Among the entries, find the lines with the string "Clan" and copy them.

------------------------------------------------------------

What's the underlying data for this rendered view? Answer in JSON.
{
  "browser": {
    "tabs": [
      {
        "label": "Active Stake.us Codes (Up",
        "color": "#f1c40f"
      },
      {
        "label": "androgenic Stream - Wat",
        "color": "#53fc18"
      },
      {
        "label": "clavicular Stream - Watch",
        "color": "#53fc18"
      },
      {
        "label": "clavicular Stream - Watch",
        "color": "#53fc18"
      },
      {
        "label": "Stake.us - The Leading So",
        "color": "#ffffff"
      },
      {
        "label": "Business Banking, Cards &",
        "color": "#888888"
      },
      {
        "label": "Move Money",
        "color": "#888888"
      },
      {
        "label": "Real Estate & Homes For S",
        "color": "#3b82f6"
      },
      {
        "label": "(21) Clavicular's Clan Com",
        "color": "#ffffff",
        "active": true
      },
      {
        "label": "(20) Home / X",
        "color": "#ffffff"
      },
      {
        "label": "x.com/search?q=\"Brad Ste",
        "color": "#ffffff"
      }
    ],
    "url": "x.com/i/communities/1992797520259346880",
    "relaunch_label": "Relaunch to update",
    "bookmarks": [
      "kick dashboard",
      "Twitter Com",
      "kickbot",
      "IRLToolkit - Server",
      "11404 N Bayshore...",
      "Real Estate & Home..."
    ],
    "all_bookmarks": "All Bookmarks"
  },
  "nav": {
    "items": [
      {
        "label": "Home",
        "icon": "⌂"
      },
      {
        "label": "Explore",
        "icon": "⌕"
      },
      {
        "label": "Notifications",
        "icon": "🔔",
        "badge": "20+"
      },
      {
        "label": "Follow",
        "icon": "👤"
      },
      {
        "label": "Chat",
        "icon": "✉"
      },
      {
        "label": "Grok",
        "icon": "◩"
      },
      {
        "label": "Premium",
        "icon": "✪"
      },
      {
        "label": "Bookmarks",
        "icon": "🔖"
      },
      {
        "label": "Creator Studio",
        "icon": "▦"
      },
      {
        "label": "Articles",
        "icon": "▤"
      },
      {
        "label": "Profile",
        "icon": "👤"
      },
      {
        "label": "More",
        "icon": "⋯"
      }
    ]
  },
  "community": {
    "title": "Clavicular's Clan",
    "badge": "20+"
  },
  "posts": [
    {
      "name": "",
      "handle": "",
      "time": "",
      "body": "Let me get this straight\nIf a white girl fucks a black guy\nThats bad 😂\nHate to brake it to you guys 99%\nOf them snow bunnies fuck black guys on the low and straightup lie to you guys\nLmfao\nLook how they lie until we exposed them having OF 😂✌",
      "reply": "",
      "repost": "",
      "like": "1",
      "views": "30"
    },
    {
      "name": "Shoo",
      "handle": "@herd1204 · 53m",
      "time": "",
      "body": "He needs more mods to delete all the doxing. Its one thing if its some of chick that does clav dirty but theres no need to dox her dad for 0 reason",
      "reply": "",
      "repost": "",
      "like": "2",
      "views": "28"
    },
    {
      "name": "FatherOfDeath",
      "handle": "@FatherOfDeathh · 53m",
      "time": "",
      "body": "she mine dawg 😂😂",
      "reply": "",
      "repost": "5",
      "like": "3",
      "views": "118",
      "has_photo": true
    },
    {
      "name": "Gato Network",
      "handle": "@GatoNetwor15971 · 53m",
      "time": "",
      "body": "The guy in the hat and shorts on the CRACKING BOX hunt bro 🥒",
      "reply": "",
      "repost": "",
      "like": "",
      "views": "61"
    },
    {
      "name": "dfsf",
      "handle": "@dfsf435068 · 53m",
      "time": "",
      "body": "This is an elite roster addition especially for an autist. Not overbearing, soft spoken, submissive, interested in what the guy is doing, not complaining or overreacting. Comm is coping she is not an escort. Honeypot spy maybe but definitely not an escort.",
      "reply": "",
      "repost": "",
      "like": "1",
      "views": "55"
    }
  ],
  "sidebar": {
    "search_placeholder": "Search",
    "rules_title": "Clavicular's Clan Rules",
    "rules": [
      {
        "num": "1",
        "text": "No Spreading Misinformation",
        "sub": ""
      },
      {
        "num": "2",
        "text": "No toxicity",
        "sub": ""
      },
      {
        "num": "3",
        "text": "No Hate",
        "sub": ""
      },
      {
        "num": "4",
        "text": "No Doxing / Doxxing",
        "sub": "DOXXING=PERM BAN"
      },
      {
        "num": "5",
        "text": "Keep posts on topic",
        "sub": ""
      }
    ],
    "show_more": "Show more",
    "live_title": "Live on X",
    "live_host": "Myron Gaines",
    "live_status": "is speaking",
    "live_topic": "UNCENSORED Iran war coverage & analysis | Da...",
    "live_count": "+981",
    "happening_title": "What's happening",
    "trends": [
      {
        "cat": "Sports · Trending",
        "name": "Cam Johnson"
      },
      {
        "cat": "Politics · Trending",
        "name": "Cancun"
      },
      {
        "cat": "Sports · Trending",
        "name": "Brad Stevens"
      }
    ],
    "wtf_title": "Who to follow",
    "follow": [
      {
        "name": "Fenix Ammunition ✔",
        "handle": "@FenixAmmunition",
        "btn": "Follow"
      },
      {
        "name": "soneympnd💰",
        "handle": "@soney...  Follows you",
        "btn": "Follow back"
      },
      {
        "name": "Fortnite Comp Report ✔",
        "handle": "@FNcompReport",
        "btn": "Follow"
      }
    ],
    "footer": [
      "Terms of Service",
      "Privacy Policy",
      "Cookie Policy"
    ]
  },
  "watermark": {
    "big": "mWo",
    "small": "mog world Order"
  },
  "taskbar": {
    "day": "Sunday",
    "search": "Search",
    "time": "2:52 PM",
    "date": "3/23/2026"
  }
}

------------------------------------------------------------

* Output of the task:
        "label": "(21) Clavicular's Clan Com",
    "title": "Clavicular's Clan",
    "rules_title": "Clavicular's Clan Rules",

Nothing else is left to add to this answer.